European privacy regulators will expand their investigation into Google's privacy practices to all search engine companies, it has said.
The Article 29 Working Party, a committee of Europe's data protection watchdogs, has been investigating Google's practice of retaining users' search queries along with information that could identify the user.
In an exchange of letters the Working Party and Google have outlined their differences, with the Working Party questioning Google over its need for any retention and Google saying that it would anonymise records after 24 months, then shortening that period to 18 months.
The Working Party has now said that it will widen the scope of its investigations to include all search engine companies and their data retention practices.
"Taking into account the current situation initiated by the "Google case", the Working Party will deal with search engines in general, and scrutinize their activities from a data protection point of view, because this issue affects an ever growing number of users," it said.
Every internet search engine query leaves a log of the query and results. Search engine companies keep these records, and many are believed to keep them indefinitely. Some search engines, including Google, allow users to personalise searches by registering and signing in to use the search engine.

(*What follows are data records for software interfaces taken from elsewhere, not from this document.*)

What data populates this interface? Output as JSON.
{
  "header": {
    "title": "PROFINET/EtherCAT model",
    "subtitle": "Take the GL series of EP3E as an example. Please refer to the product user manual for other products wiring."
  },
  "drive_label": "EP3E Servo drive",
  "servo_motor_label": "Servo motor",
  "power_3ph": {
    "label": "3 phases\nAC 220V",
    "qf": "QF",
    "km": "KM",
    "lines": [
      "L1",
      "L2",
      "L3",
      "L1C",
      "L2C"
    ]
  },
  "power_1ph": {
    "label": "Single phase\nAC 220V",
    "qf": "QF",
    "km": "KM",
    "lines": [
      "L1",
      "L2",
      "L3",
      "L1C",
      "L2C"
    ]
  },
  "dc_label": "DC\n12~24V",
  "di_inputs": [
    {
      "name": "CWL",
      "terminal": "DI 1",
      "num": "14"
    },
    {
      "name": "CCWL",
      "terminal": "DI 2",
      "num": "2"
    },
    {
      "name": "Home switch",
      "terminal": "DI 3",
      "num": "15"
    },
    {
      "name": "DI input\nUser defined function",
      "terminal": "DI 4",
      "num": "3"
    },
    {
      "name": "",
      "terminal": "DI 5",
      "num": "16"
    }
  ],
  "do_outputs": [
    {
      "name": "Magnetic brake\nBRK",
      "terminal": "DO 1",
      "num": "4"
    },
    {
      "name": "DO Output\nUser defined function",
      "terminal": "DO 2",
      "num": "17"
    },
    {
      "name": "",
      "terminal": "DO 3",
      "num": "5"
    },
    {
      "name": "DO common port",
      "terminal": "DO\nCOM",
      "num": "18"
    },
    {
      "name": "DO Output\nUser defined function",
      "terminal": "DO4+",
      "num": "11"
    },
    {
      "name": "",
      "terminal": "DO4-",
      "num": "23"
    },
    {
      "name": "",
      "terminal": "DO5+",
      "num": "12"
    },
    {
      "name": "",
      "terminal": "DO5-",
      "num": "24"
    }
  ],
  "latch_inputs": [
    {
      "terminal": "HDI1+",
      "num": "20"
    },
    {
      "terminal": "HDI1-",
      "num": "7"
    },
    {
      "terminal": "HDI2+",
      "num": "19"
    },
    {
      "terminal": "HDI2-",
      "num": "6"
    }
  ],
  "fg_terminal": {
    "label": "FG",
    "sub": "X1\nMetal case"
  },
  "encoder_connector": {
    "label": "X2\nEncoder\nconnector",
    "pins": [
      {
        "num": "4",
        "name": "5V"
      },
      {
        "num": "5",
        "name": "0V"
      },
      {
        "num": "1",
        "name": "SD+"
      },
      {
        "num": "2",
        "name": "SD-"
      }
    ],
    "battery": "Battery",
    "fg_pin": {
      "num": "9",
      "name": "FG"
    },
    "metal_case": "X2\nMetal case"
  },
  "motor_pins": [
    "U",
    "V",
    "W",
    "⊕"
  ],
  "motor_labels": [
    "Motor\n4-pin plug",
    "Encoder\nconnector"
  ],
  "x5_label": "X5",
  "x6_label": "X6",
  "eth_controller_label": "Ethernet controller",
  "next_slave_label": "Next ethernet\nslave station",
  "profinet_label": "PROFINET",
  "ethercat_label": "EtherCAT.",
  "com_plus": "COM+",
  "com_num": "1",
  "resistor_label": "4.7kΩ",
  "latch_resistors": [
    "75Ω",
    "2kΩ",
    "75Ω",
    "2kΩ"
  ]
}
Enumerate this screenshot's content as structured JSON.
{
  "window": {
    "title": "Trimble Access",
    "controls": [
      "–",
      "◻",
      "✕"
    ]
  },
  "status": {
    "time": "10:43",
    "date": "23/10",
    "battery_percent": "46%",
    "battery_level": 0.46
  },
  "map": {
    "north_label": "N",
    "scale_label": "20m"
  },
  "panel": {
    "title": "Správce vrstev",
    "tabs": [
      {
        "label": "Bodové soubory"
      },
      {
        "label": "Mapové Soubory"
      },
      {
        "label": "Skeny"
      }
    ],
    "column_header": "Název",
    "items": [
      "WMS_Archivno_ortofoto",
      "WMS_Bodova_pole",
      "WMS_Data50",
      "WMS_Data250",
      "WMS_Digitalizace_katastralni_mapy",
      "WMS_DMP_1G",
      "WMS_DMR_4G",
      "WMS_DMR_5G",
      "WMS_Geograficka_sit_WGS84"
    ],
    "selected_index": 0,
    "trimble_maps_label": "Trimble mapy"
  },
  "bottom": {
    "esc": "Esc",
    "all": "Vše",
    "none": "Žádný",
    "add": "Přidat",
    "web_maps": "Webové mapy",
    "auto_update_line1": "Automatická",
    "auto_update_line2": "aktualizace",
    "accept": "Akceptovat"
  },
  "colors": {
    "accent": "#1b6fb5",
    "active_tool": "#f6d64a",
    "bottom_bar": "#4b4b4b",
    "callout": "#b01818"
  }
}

In these cases the company knows many details about the person doing the search and can cross reference search queries with that data.
Even if a user is not signed in, however, the search company will be able to identify the internet address from which a search came. In many cases that can allow for subsequent identification in conjunction with information from an internet service provider (ISP).
Google announced that it would anonymise these search queries after two years, and later in a concession to the EU privacy chiefs said it would wipe identifying data after 18 months.
Other search companies have not come forward with proposals for anonymising searches. The Working Party will now investigate other major search companies and their data retention policies.
OUT-LAW.COM revealed earlier this month that one of the major legal bases for Google's actions does not apply to internet searches according to an official of the Working Party.
The EU's Data Retention Directive demands that service providers keep data for between six and 24 months, according to differing national laws. Google had used this as the basis for their retention of search logs.
"The Data Retention Directive requires all EU Member States to pass data retention laws by 2009 with retention for periods between 6 and 24 months," said Google global privacy counsel Peter Fleischer in a letter to the Working Party.
"Google is therefore potentially subject (both inside and outside the EU) to legal requirements to retain data for a certain period. Since not many member states have implemented the Directive thus far, it is too early to know the final retention time periods, the jurisdictional impact, and the scope of applicability. Because Google may be subject to the requirements of the Directive in some member states, under the principle of legality, we have no choice but to be prepared to retain log server data for up to 24 months," said Fleischer.
But a senior European data protection official told OUT-LAW.COM that the Directive did not apply to search logs.
"The Data Retention Directive applies only to providers of publicly available electronic communications services or of public communication networks and not to search engine systems," said Philippos Mitletton. Mitletton works for the European Commission's Data Protection Unit, which itself is represented on the Article 29 Working Party. "Accordingly, Google is not subject to this Directive as far as it concerns the search engine part of its applications and has no obligations thereof," he said.